I just came across this blog with (by the time of writing) sixty two-minutes video tutorials on how to do things in R. Especially nice for those who like to learn by watching and listening. But do pay attention while watching because one way the videos are kept short is really fast talking…
Here is the link: http://www.twotorials.com/2012/04/sixty-two-minute-r-twotorials-now.html
This function draws a polar diagram of angle map such as aspect or flow directions. Continue reading “Creating polar diagrams in GRASS GIS”
Most functions of GRASS can handle very large data sets. With a few functions you might run out of RAM though. One of these is the r.random.cell. This is a function that generates a random sets of cells with spatial dependence, i.e., that are at least a user-defined distance apart.

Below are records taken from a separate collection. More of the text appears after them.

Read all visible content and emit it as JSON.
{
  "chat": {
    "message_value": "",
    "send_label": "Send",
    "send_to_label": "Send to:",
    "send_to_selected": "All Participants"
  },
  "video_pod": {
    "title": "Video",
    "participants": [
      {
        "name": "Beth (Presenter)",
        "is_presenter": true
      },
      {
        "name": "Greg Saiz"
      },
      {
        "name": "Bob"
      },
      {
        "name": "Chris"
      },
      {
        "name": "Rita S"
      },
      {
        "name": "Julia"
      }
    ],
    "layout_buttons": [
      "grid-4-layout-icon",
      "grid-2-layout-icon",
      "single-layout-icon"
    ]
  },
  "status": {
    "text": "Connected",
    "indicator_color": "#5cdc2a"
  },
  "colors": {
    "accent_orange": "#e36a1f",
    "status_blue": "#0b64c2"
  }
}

When this process takes up too much RAM, the solution is to divide the raster layer in a set of tiles Continue reading “If you run out of memory, split up your data”

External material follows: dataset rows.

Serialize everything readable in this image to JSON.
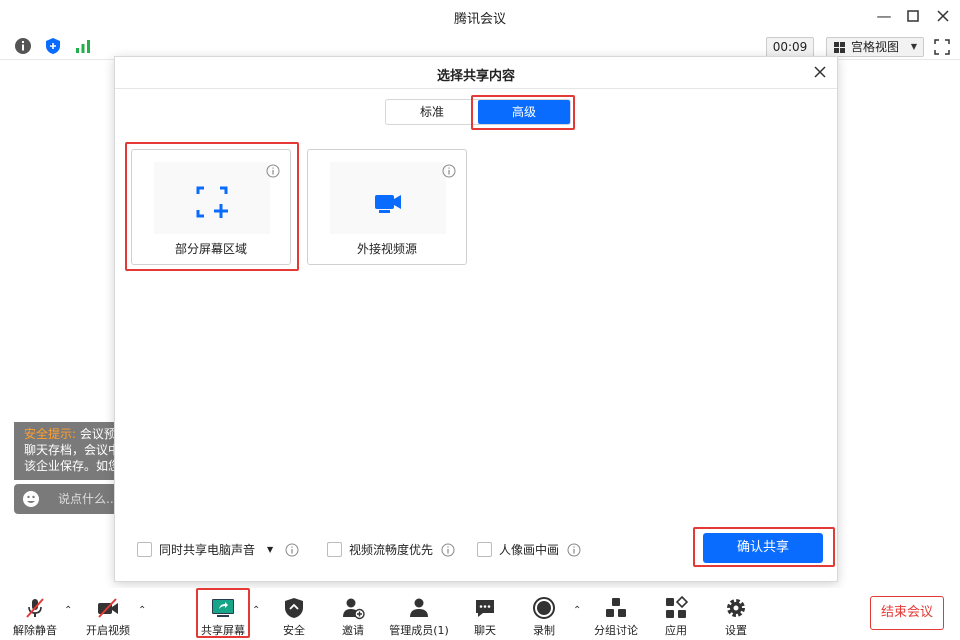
{
  "window": {
    "title": "腾讯会议"
  },
  "status": {
    "timer": "00:09",
    "view_label": "宫格视图"
  },
  "chat": {
    "tip_warn": "安全提示:",
    "tip_line1_rest": " 会议预",
    "tip_line2": "聊天存档，会议中",
    "tip_line3": "该企业保存。如您",
    "input_placeholder": "说点什么..."
  },
  "dialog": {
    "title": "选择共享内容",
    "tabs": {
      "standard": "标准",
      "advanced": "高级"
    },
    "cards": {
      "partial": "部分屏幕区域",
      "external": "外接视频源"
    },
    "options": {
      "system_audio": "同时共享电脑声音",
      "smooth_video": "视频流畅度优先",
      "pip": "人像画中画"
    },
    "confirm": "确认共享"
  },
  "toolbar": {
    "unmute": "解除静音",
    "video": "开启视频",
    "share": "共享屏幕",
    "security": "安全",
    "invite": "邀请",
    "members": "管理成员(1)",
    "chat": "聊天",
    "record": "录制",
    "breakout": "分组讨论",
    "apps": "应用",
    "settings": "设置",
    "end": "结束会议"
  },
  "colors": {
    "accent": "#0a6cff",
    "danger": "#e53935",
    "warning": "#ff9e2c"
  }
}
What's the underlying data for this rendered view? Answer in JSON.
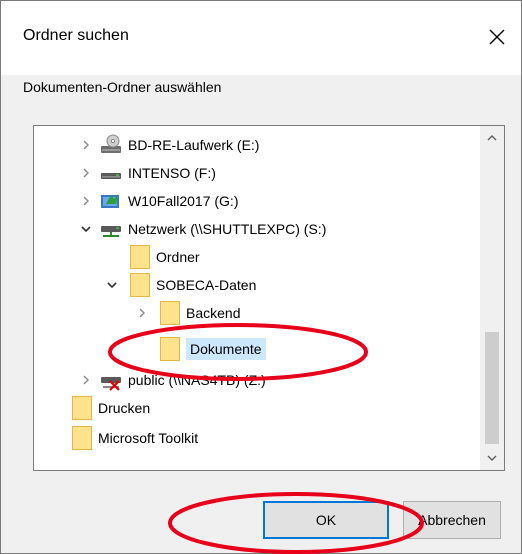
{
  "dialog": {
    "title": "Ordner suchen",
    "subtitle": "Dokumenten-Ordner auswählen"
  },
  "tree": {
    "items": [
      {
        "label": "BD-RE-Laufwerk (E:)",
        "expander": "collapsed",
        "icon": "optical-drive-icon"
      },
      {
        "label": "INTENSO (F:)",
        "expander": "collapsed",
        "icon": "drive-icon"
      },
      {
        "label": "W10Fall2017 (G:)",
        "expander": "collapsed",
        "icon": "usb-drive-icon"
      },
      {
        "label": "Netzwerk (\\\\SHUTTLEXPC) (S:)",
        "expander": "expanded",
        "icon": "network-drive-icon"
      },
      {
        "label": "Ordner",
        "expander": "none",
        "icon": "folder-icon"
      },
      {
        "label": "SOBECA-Daten",
        "expander": "expanded",
        "icon": "folder-icon"
      },
      {
        "label": "Backend",
        "expander": "collapsed",
        "icon": "folder-icon"
      },
      {
        "label": "Dokumente",
        "expander": "none",
        "icon": "folder-icon",
        "selected": true
      },
      {
        "label": "public (\\\\NAS4TB) (Z:)",
        "expander": "collapsed",
        "icon": "disconnected-network-drive-icon"
      },
      {
        "label": "Drucken",
        "expander": "none",
        "icon": "folder-icon"
      },
      {
        "label": "Microsoft Toolkit",
        "expander": "none",
        "icon": "folder-icon"
      }
    ]
  },
  "buttons": {
    "ok": "OK",
    "cancel": "Abbrechen"
  },
  "colors": {
    "selection": "#cce8ff",
    "folder": "#ffe38c",
    "annotation": "#e8001a",
    "focus": "#0078d7"
  }
}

The package Reshape2 in R is a very powerful tool to flexibly restructure and aggregate data. For users familiar with the pivot table function in Excel or Libreoffice/Openoffice, this tool offers similar (and more) functionality, albeit from the command line.
It’s flexibility comes with a price, it may not be extremely intuitive for the beginner. Continue reading “ReshapeGUI – a tool to learn to use reshape2”